## Exercise brief:
Go through the data and tally the lines that hold the string "JSON". Reply with the total alone.
━━ Entries provided ━━
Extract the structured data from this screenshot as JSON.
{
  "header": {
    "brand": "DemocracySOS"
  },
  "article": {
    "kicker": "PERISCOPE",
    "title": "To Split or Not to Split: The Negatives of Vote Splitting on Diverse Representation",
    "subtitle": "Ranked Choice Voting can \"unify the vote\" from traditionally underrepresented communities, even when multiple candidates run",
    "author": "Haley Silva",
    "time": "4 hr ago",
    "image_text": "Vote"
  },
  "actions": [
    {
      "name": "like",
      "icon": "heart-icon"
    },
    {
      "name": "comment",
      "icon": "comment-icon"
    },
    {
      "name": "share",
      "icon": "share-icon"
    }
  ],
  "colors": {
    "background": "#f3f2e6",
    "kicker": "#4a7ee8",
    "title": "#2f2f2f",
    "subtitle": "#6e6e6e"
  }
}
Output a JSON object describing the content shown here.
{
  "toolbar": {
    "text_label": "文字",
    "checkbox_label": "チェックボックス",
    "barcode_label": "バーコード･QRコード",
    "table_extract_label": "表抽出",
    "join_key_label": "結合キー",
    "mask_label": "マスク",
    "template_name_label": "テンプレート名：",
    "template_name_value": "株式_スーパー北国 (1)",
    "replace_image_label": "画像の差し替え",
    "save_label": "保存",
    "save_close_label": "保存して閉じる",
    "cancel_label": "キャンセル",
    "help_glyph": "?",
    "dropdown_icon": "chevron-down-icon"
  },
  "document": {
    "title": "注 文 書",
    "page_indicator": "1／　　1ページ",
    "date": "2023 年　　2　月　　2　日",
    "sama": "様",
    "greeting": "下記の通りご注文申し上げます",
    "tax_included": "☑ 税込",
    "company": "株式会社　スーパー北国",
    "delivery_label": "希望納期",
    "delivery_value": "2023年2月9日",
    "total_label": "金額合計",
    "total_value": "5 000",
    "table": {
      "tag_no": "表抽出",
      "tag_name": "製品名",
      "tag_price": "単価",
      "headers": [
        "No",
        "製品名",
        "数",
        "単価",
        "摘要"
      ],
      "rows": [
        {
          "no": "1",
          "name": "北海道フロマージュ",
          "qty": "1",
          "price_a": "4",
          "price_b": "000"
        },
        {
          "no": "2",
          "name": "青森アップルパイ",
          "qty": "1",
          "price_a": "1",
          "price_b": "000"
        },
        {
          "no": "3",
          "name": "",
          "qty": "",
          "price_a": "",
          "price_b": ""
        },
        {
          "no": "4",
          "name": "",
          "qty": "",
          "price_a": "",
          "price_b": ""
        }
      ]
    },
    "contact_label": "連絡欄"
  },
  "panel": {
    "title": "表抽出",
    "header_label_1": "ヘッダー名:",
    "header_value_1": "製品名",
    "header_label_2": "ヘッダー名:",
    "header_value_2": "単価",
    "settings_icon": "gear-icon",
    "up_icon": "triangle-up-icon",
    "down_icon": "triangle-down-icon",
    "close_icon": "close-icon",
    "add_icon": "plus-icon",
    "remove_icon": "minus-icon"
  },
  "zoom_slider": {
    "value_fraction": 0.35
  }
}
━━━
## The completed task:
2